“It’s going to hurt Christian publications throughout the industry,” Smith said. “They had 240 stores all across the nation. That scattering of retail was very healthy for publishers, and it gave them leverage (over) other internet sales. Now that leverage is gone and it’s going to hurt sales in the future.”
Family Christian — the country’s largest retailer of Christian books and gifts — falls in line with a much larger retail trend. Legacy brick-and-mortar retailers have tried to cater to the widest possible demographic at a time when people are turning to online sellers like Amazon for their commodity shopping.

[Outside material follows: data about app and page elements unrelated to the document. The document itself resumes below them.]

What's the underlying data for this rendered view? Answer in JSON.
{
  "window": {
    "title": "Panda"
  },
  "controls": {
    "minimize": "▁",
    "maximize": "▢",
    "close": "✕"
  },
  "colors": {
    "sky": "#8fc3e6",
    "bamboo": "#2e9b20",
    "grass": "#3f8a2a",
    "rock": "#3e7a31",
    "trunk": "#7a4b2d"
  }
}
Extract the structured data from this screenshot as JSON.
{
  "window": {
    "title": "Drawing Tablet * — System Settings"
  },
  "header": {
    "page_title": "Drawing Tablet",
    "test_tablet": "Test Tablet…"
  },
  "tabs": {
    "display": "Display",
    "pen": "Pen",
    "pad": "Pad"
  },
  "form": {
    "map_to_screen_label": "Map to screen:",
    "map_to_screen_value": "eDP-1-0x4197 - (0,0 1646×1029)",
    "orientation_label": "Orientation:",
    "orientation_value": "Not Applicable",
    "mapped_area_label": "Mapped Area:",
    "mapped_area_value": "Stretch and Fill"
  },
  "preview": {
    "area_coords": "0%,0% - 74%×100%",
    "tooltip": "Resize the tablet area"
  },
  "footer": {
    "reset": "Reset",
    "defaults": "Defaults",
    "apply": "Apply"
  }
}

According to Smith, Family Christian Stores in recent years appeared to put far less focus on books and instead emphasized gifts and other merchandise, which sell at a higher profit margin.
“It’s just a really hard industry,” Smith said. “People are reading less and shopping with Amazon more, which just hurts the overall industry. There’s (fewer) people going to stores in general. It’s hurting all of us.”
Nonetheless, some real estate industry stakeholders believe the reports of the death of brick-and-mortar retail stores are greatly exaggerated.
“This has more to do with systemic financial issues that (Family Christian and MC Sports) have had over the years than the general retail climate,” said Rod Alderink, a partner focused on the retail segment at Grand Rapids-based commercial real estate brokerage NAI Wisinski of West Michigan. “We’re very bullish on retail.”
But many legacy West Michigan retailers have struggled in recent years. To that end, Family Christian was the second Grand Rapids-based retailer to announce its intentions to close locations in less than two weeks.
As MiBiz reported, sporting goods retailer MC Sports filed Chapter 11 bankruptcy in the U.S. Bankruptcy Court of Western Michigan with plans to begin liquidating inventory and closing its 68 stores across the Midwest.
MC Sports failed to strike a deal with trade creditors, vendors and landlords to restructure the company’s balance sheet, opting instead to file for bankruptcy and liquidate its stores.
It’s a familiar process for Family Christian Stores, which two years ago went through a contentious bankruptcy process of its own.
Following the company’s emergence from Chapter 11, Family Christian executives said they thought they had a business model that would allow it to return to modest growth.
“We have a five-year plan and we don’t believe it’s double-digit growth,” Family Christian CEO Chuck Bengochea told MiBiz in 2015 following the company’s emergence from bankruptcy. “We believe there is single-digit growth, which the (Christian retailing) industry has not been experiencing, but we believe we can do that. Our model is very healthy. We have new stores in the model and good EBITDA earnings growth. But it’s not a high-growth business.”
Attempts to reach Family Christian executives were not successful.
Family Christian and MC Sports join other national, legacy retailers like J.C. Penney and Sears that have either announced plans to close a significant number of stores or have shut down locations.
According to Smith at Baker Publishing, savvy retailers can still find a path to success. However, it requires them to focus on a niche group of users, rather than trying to be all things to all people.
“You can get books anywhere, even with Family Christian gone,” she said. “It’s about who you want in your community, having connections to churches, having authors in your stores. When people walk in your store, they should feel a love of books. I don’t believe Family Christian exhibited that.”